Teutonic Cemetery
Location on a map of Vatican City

The Teutonic Cemetery (Italian: Cimitero Teutonico) is a burial site adjacent to St. Peter's Basilica in Vatican City.

Located where once stood the Circus of Nero, during the period of the Roman Empire, it was the site of the martyrdom of many of the early Christians of the city.

During the Middle Ages, a school was built at the site, supposedly by the Emperor Charlemagne. In the 15th century, it became dedicated to the German-speaking residents of the city. On 6 May, 1527 it was the site of the Stand of the Swiss Guard when the Pope's Swiss guards held off troops loyal to the Habsburgs long enough for Pope Clement VII to escape over the Passetto di Borgo to Castel Sant'Angelo.

There are now two institutes of study and two chapels attached to the cemetery, one being the burial place of the Swiss Guards who fell in defense of the city against the forces of the new Kingdom of Italy in 1870.

Modern useEdit

 
Cimitero Teutonico at Collegio Teutonico.

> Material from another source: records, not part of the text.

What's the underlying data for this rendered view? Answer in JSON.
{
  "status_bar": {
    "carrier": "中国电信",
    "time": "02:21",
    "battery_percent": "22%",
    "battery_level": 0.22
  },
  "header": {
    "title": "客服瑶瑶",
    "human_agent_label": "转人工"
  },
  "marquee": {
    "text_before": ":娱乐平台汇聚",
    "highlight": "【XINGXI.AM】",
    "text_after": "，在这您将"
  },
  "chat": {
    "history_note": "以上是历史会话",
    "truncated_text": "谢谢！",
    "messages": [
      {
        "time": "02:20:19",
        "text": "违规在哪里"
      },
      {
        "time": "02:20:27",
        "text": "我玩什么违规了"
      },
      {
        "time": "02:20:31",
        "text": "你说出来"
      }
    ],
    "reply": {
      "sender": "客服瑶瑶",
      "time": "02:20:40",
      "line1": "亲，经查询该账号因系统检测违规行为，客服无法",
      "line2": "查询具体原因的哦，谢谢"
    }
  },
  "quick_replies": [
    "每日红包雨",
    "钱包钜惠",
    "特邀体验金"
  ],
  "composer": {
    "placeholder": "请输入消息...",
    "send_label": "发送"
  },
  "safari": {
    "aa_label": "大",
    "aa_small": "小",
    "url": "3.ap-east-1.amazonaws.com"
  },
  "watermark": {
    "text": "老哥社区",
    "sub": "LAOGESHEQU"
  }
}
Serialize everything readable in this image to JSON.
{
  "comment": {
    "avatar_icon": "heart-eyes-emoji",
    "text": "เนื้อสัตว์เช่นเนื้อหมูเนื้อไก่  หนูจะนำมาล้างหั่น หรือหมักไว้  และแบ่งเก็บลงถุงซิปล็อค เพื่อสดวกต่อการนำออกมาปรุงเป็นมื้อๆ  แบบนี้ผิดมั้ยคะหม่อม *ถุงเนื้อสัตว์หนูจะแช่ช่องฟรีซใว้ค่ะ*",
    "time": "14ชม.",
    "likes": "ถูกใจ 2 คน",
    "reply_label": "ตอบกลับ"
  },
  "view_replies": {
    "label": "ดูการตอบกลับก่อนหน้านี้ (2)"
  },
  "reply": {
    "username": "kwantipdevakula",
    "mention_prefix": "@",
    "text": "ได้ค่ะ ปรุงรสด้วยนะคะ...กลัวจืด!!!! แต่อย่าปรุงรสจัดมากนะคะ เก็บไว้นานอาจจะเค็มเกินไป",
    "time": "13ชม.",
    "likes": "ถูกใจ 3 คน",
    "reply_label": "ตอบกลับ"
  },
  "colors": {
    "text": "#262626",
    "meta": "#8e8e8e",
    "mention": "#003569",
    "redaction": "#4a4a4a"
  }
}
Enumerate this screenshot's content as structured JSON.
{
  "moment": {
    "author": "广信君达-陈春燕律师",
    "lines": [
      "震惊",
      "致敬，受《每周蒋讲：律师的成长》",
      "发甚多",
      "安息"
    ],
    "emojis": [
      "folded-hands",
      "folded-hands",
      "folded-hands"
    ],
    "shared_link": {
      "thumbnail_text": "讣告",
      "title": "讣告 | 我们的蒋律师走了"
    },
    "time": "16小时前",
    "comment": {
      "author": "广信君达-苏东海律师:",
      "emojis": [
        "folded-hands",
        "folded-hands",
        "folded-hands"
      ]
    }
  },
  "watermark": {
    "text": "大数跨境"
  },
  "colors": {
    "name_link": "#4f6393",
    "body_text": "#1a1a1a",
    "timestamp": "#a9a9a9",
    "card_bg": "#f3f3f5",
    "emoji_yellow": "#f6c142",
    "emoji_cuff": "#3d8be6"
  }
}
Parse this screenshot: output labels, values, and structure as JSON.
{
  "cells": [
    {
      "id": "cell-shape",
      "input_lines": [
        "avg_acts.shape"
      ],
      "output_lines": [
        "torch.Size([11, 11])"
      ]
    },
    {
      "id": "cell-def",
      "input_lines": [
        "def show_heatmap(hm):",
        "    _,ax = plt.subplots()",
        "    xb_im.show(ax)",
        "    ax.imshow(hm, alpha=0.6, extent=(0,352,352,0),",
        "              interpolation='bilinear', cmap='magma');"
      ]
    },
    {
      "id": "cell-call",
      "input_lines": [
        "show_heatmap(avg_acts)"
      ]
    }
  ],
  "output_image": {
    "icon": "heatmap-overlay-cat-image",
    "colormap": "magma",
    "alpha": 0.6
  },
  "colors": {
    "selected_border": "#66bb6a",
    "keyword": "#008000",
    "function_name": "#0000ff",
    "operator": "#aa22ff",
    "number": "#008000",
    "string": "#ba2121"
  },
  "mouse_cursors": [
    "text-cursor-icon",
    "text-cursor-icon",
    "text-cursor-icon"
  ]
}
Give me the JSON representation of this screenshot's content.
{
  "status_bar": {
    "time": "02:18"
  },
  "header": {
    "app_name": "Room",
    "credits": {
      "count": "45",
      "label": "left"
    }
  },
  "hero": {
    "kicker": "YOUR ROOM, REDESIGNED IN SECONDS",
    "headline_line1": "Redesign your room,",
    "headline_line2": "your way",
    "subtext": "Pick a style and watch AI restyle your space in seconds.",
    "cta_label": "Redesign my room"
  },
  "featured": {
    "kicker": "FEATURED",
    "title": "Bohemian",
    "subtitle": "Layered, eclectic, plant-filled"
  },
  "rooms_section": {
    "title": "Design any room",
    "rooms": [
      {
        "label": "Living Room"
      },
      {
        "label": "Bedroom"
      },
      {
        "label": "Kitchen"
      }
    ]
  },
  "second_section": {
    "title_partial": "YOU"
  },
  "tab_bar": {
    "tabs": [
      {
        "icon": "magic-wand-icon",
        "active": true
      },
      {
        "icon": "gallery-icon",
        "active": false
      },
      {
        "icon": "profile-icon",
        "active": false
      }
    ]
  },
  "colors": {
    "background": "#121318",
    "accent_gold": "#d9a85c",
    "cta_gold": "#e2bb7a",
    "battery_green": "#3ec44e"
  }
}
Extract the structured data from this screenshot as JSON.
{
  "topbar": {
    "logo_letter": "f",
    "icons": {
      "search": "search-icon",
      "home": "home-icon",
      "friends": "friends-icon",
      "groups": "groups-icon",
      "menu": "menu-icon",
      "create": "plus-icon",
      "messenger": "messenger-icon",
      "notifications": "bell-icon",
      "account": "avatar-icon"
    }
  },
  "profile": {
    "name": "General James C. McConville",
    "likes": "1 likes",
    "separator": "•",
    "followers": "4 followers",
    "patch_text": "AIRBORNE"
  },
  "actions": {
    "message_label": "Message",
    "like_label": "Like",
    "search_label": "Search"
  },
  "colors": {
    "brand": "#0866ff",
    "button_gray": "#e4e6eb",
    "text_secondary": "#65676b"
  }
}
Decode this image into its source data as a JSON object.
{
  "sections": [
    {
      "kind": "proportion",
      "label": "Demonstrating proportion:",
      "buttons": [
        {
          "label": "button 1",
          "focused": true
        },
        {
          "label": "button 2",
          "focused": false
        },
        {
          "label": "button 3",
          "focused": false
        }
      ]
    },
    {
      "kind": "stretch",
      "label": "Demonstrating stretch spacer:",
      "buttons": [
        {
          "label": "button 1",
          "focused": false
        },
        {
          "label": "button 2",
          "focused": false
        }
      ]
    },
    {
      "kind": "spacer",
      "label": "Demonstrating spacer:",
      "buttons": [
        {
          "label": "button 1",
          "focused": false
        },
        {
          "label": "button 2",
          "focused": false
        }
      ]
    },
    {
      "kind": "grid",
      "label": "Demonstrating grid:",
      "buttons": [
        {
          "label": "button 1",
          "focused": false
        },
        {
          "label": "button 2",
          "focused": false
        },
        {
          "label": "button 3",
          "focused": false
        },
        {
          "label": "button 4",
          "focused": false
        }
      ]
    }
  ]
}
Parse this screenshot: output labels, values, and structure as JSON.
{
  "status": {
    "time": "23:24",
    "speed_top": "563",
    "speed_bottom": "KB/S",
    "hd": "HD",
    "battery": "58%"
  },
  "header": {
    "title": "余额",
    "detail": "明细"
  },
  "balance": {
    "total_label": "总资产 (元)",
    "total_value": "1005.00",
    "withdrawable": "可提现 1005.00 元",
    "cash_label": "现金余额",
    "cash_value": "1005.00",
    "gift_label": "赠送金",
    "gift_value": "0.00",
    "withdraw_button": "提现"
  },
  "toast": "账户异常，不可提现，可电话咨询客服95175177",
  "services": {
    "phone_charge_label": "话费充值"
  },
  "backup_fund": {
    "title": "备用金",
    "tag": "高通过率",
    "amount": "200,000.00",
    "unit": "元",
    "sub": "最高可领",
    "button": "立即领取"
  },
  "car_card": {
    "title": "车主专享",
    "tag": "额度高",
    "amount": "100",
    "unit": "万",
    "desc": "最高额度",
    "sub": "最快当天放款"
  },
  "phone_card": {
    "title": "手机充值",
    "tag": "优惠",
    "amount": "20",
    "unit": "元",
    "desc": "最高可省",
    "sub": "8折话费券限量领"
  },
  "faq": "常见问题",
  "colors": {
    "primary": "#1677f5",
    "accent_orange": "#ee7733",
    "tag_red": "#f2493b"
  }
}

In recent times, the cemetery was reserved for the burial of German-speaking members of the various religious institutions in Rome.[1] In February 2015, Willy, a homeless Belgian man, was buried in the cemetery with the financial assistance of a German family, after approval by Pope Francis and reflecting his maxim that he wanted "a poor church, for the poor".[2]

See alsoEdit

ReferencesEdit